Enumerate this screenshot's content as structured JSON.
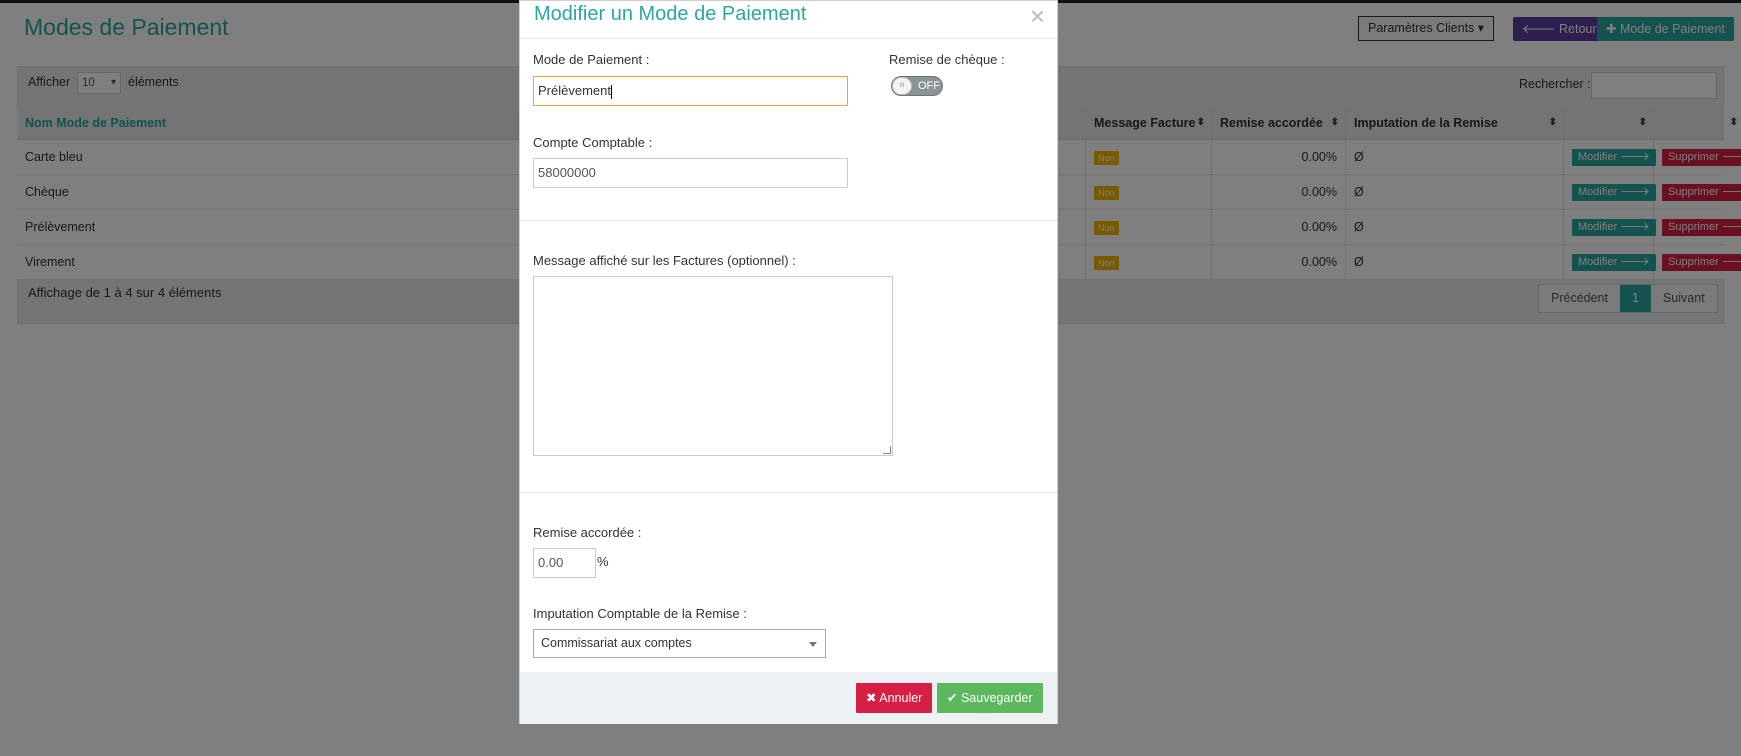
{
  "page": {
    "title": "Modes de Paiement",
    "params_button": "Paramètres Clients ▾",
    "back_button": "🡐 Retour",
    "add_button": "✚ Mode de Paiement"
  },
  "table_controls": {
    "show_label": "Afficher",
    "show_value": "10",
    "show_suffix": "éléments",
    "search_label": "Rechercher :"
  },
  "table": {
    "headers": {
      "name": "Nom Mode de Paiement",
      "message": "Message Facture",
      "discount": "Remise accordée",
      "imputation": "Imputation de la Remise"
    },
    "rows": [
      {
        "name": "Carte bleu",
        "message": "Non",
        "discount": "0.00%",
        "imputation": "Ø",
        "edit": "Modifier 🡒",
        "delete": "Supprimer 🡒"
      },
      {
        "name": "Chèque",
        "message": "Non",
        "discount": "0.00%",
        "imputation": "Ø",
        "edit": "Modifier 🡒",
        "delete": "Supprimer 🡒"
      },
      {
        "name": "Prélèvement",
        "message": "Non",
        "discount": "0.00%",
        "imputation": "Ø",
        "edit": "Modifier 🡒",
        "delete": "Supprimer 🡒"
      },
      {
        "name": "Virement",
        "message": "Non",
        "discount": "0.00%",
        "imputation": "Ø",
        "edit": "Modifier 🡒",
        "delete": "Supprimer 🡒"
      }
    ],
    "info": "Affichage de 1 à 4 sur 4 éléments",
    "pager": {
      "prev": "Précédent",
      "current": "1",
      "next": "Suivant"
    }
  },
  "modal": {
    "title": "Modifier un Mode de Paiement",
    "close": "×",
    "mode_label": "Mode de Paiement :",
    "mode_value": "Prélèvement",
    "cheque_label": "Remise de chèque :",
    "toggle_knob": "III",
    "toggle_state": "OFF",
    "account_label": "Compte Comptable :",
    "account_value": "58000000",
    "message_label": "Message affiché sur les Factures (optionnel) :",
    "discount_label": "Remise accordée :",
    "discount_value": "0.00",
    "discount_unit": "%",
    "imputation_label": "Imputation Comptable de la Remise :",
    "imputation_value": "Commissariat aux comptes",
    "cancel_button": "✖ Annuler",
    "save_button": "✔ Sauvegarder"
  },
  "colors": {
    "accent": "#2aa7a3",
    "danger": "#d61f45",
    "success": "#5cb85c",
    "warning": "#f0b400",
    "purple": "#5b3f9e"
  }
}
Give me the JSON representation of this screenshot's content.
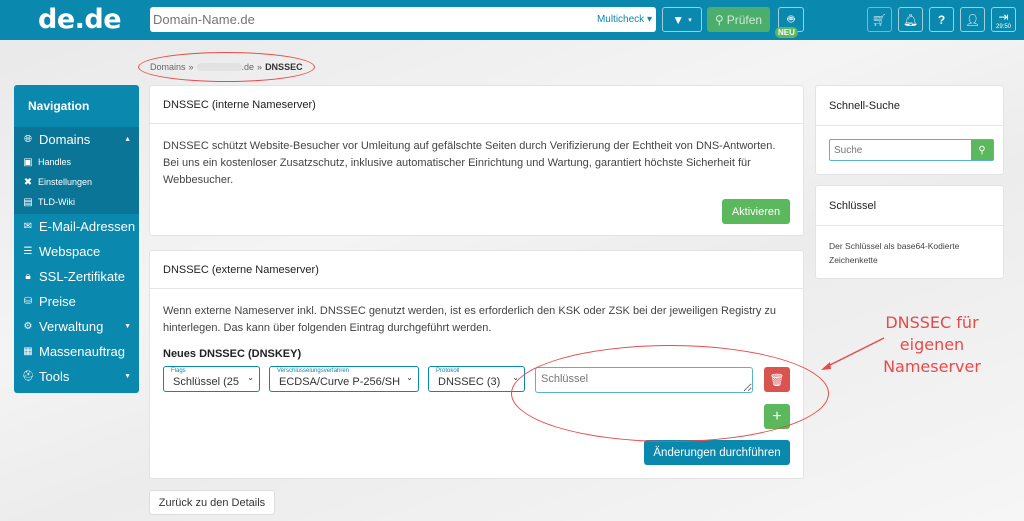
{
  "header": {
    "logo": "de.de",
    "search": {
      "placeholder": "Domain-Name.de",
      "value": ""
    },
    "multicheck_label": "Multicheck",
    "filter_icon": "filter-icon",
    "check_button": "Prüfen",
    "robot_icon": "robot-icon",
    "new_badge": "NEU",
    "icons": [
      "cart-icon",
      "bell-icon",
      "help-icon",
      "user-icon",
      "logout-icon"
    ],
    "session_timer": "29:50"
  },
  "breadcrumb": {
    "items": [
      "Domains",
      ".de",
      "DNSSEC"
    ],
    "separator": "»"
  },
  "sidebar": {
    "title": "Navigation",
    "items": [
      {
        "label": "Domains",
        "icon": "globe-icon",
        "expanded": true,
        "children": [
          {
            "label": "Handles",
            "icon": "id-card-icon"
          },
          {
            "label": "Einstellungen",
            "icon": "tools-icon"
          },
          {
            "label": "TLD-Wiki",
            "icon": "book-icon"
          }
        ]
      },
      {
        "label": "E-Mail-Adressen",
        "icon": "envelope-icon"
      },
      {
        "label": "Webspace",
        "icon": "server-icon"
      },
      {
        "label": "SSL-Zertifikate",
        "icon": "lock-icon"
      },
      {
        "label": "Preise",
        "icon": "coins-icon"
      },
      {
        "label": "Verwaltung",
        "icon": "cogs-icon",
        "has_submenu": true
      },
      {
        "label": "Massenauftrag",
        "icon": "list-icon"
      },
      {
        "label": "Tools",
        "icon": "toolbox-icon",
        "has_submenu": true
      }
    ]
  },
  "internal": {
    "title": "DNSSEC (interne Nameserver)",
    "text": "DNSSEC schützt Website-Besucher vor Umleitung auf gefälschte Seiten durch Verifizierung der Echtheit von DNS-Antworten. Bei uns ein kostenloser Zusatzschutz, inklusive automatischer Einrichtung und Wartung, garantiert höchste Sicherheit für Webbesucher.",
    "activate_button": "Aktivieren"
  },
  "external": {
    "title": "DNSSEC (externe Nameserver)",
    "text": "Wenn externe Nameserver inkl. DNSSEC genutzt werden, ist es erforderlich den KSK oder ZSK bei der jeweiligen Registry zu hinterlegen. Das kann über folgenden Eintrag durchgeführt werden.",
    "subheading": "Neues DNSSEC (DNSKEY)",
    "flags": {
      "label": "Flags",
      "value": "Schlüssel (25"
    },
    "algorithm": {
      "label": "Verschlüsselungsverfahren",
      "value": "ECDSA/Curve P-256/SH"
    },
    "protocol": {
      "label": "Protokoll",
      "value": "DNSSEC (3)"
    },
    "key": {
      "placeholder": "Schlüssel",
      "value": ""
    },
    "submit_button": "Änderungen durchführen"
  },
  "back_button": "Zurück zu den Details",
  "quick_search": {
    "title": "Schnell-Suche",
    "placeholder": "Suche"
  },
  "key_info": {
    "title": "Schlüssel",
    "text": "Der Schlüssel als base64-Kodierte Zeichenkette"
  },
  "annotation": {
    "text_lines": [
      "DNSSEC für",
      "eigenen",
      "Nameserver"
    ],
    "color": "#e84a4a"
  },
  "colors": {
    "brand": "#0b88ad",
    "success": "#5cb85c",
    "danger": "#d9534f"
  }
}
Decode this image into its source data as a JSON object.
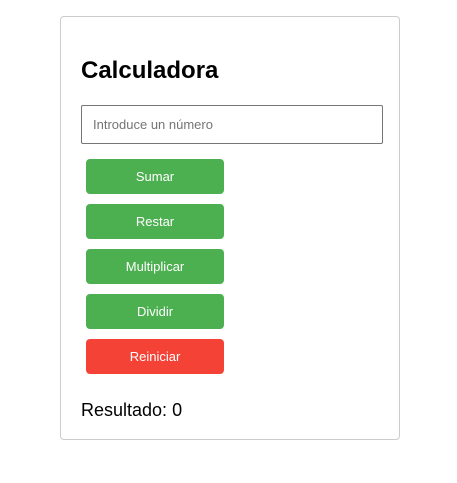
{
  "calculator": {
    "title": "Calculadora",
    "input": {
      "placeholder": "Introduce un número",
      "value": ""
    },
    "buttons": {
      "add": "Sumar",
      "subtract": "Restar",
      "multiply": "Multiplicar",
      "divide": "Dividir",
      "reset": "Reiniciar"
    },
    "result": {
      "label": "Resultado:",
      "value": "0"
    }
  },
  "colors": {
    "operation_button": "#4caf50",
    "reset_button": "#f44336",
    "card_border": "#cccccc"
  }
}
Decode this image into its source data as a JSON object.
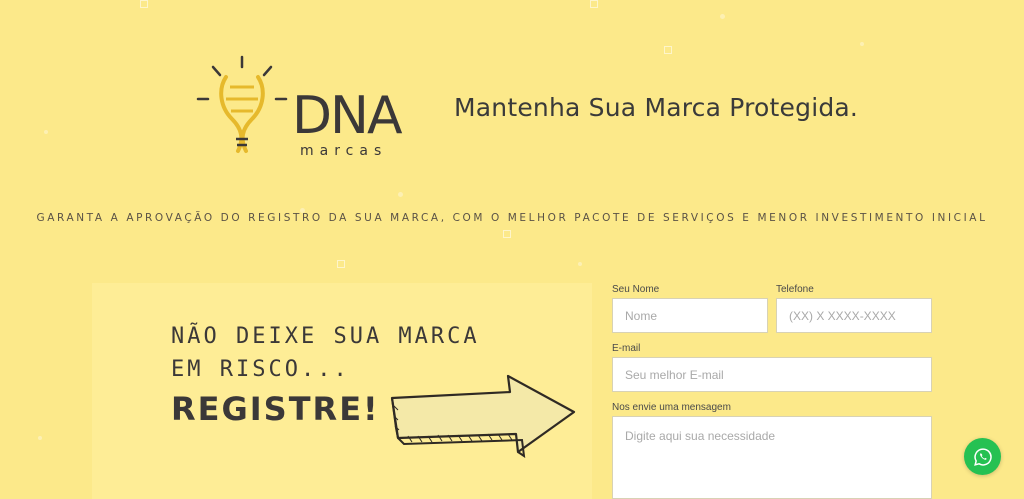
{
  "brand": {
    "name": "DNA",
    "sub": "marcas",
    "tagline": "Mantenha Sua Marca Protegida."
  },
  "subheading": "GARANTA A APROVAÇÃO DO REGISTRO DA SUA MARCA, COM O MELHOR PACOTE DE SERVIÇOS E MENOR INVESTIMENTO INICIAL",
  "hero": {
    "line1": "NÃO DEIXE SUA MARCA",
    "line2": "EM RISCO...",
    "cta": "REGISTRE!"
  },
  "form": {
    "name_label": "Seu Nome",
    "name_placeholder": "Nome",
    "phone_label": "Telefone",
    "phone_placeholder": "(XX) X XXXX-XXXX",
    "email_label": "E-mail",
    "email_placeholder": "Seu melhor E-mail",
    "message_label": "Nos envie uma mensagem",
    "message_placeholder": "Digite aqui sua necessidade"
  },
  "colors": {
    "background": "#fce98a",
    "logo_gold": "#e6b92c",
    "text_dark": "#3b3838",
    "whatsapp": "#25c152"
  }
}
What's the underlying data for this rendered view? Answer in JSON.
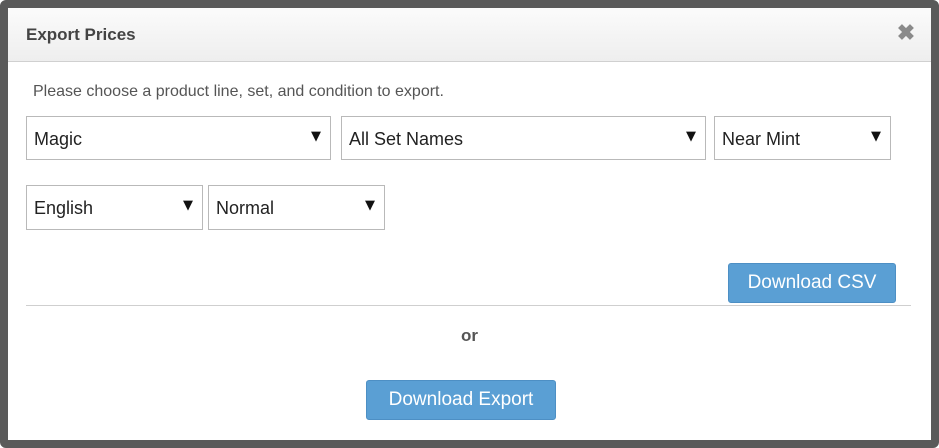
{
  "modal": {
    "title": "Export Prices",
    "close_icon": "close-icon",
    "instructions": "Please choose a product line, set, and condition to export."
  },
  "selects": {
    "product_line": "Magic",
    "set_name": "All Set Names",
    "condition": "Near Mint",
    "language": "English",
    "printing": "Normal",
    "arrow_glyph": "▼"
  },
  "buttons": {
    "download_csv": "Download CSV",
    "or_label": "or",
    "download_export": "Download Export"
  },
  "colors": {
    "button": "#5a9fd4",
    "frame": "#5a5a5a"
  }
}
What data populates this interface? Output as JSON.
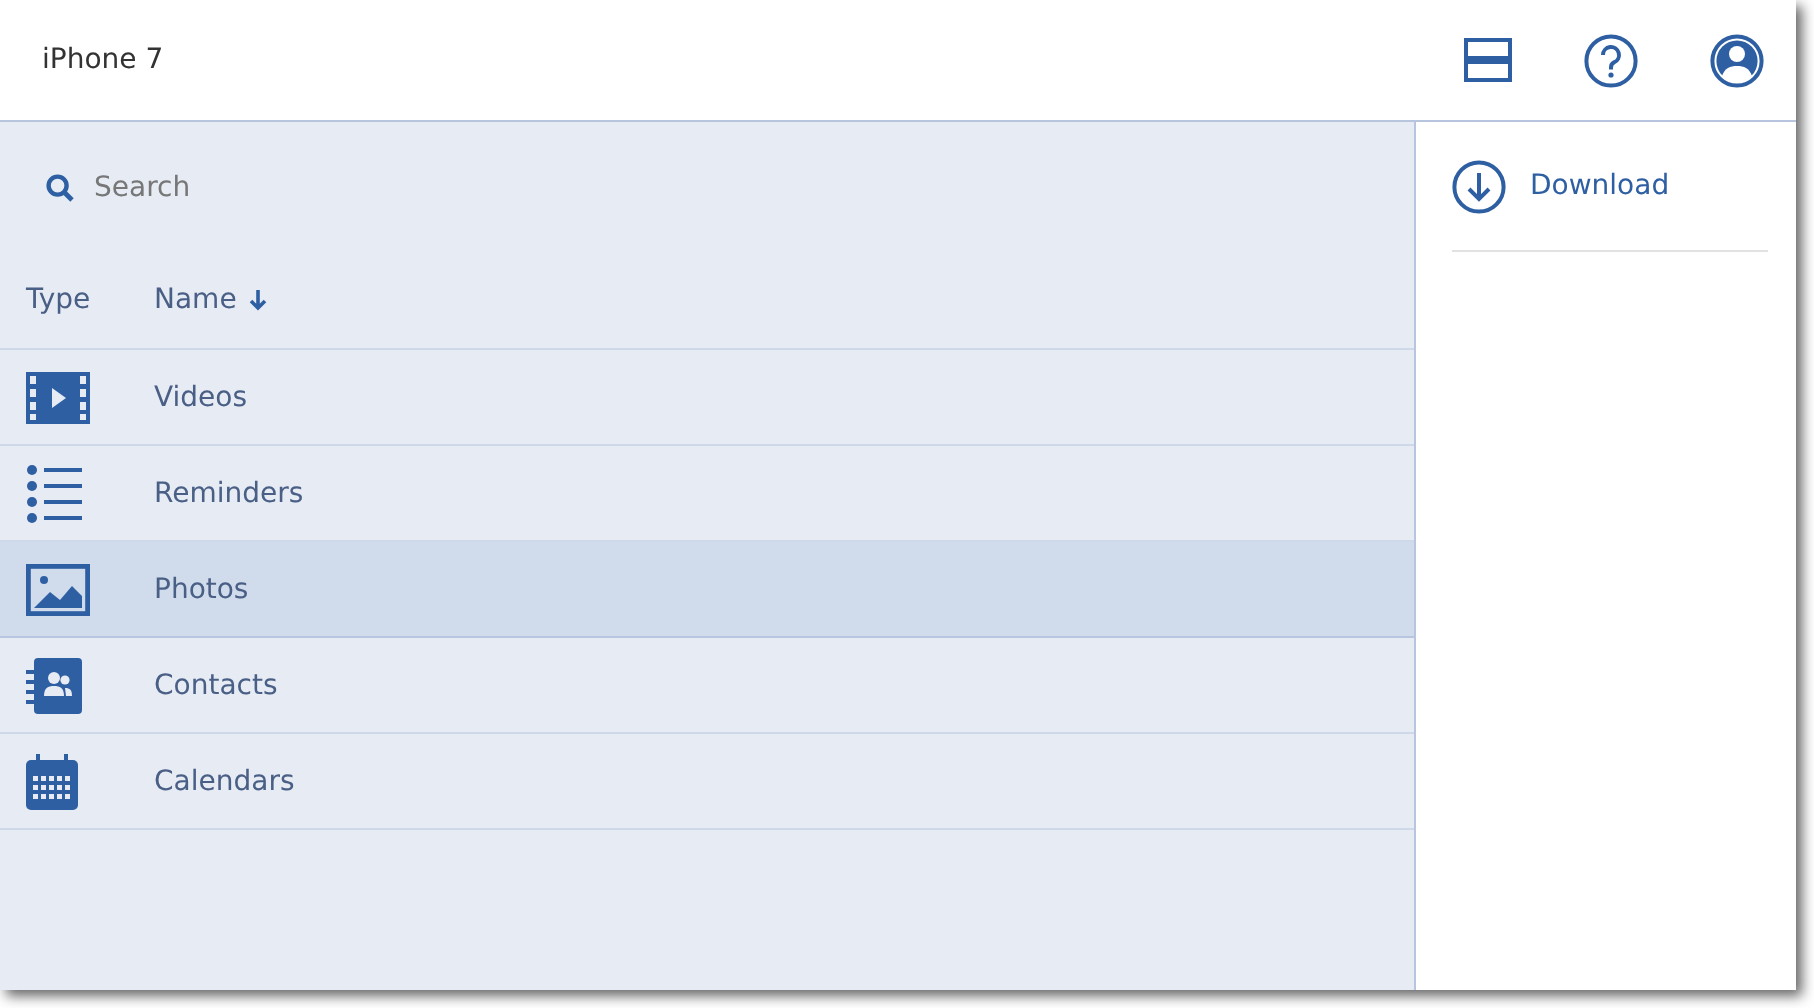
{
  "header": {
    "title": "iPhone 7"
  },
  "search": {
    "placeholder": "Search"
  },
  "table": {
    "columns": [
      {
        "label": "Type",
        "sorted": false
      },
      {
        "label": "Name",
        "sorted": true
      }
    ],
    "rows": [
      {
        "kind": "video",
        "name": "Videos",
        "selected": false
      },
      {
        "kind": "list",
        "name": "Reminders",
        "selected": false
      },
      {
        "kind": "image",
        "name": "Photos",
        "selected": true
      },
      {
        "kind": "contacts",
        "name": "Contacts",
        "selected": false
      },
      {
        "kind": "calendar",
        "name": "Calendars",
        "selected": false
      }
    ]
  },
  "actions": [
    {
      "label": "Download"
    }
  ]
}
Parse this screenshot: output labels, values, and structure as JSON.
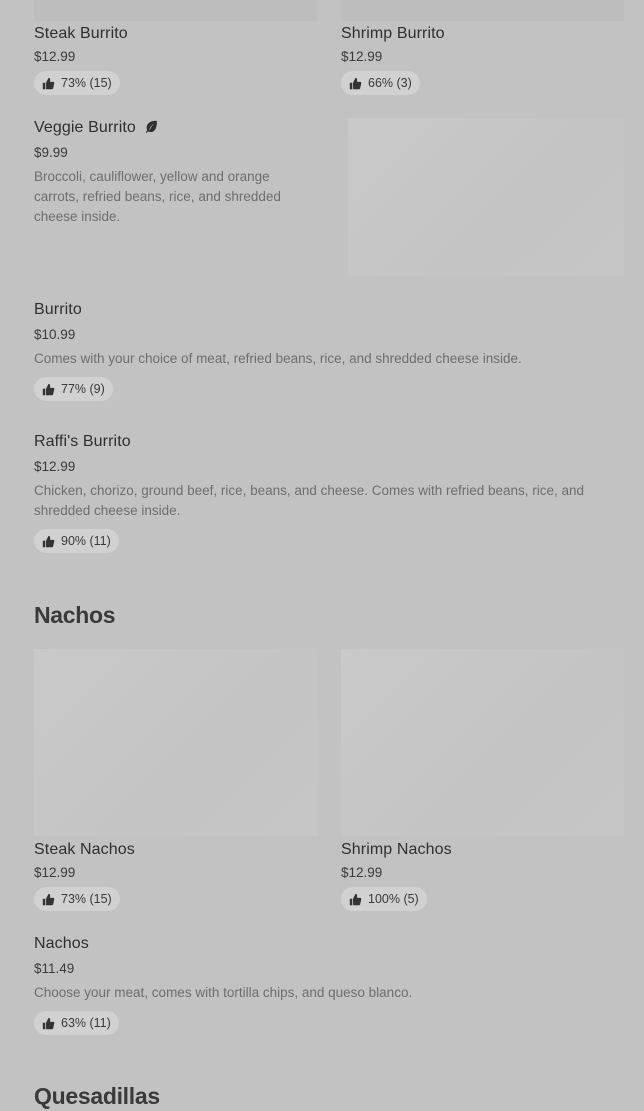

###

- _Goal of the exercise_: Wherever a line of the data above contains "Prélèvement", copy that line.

- _Solution to this task_:
        "name": "Prélèvement",
    "mode_value": "Prélèvement",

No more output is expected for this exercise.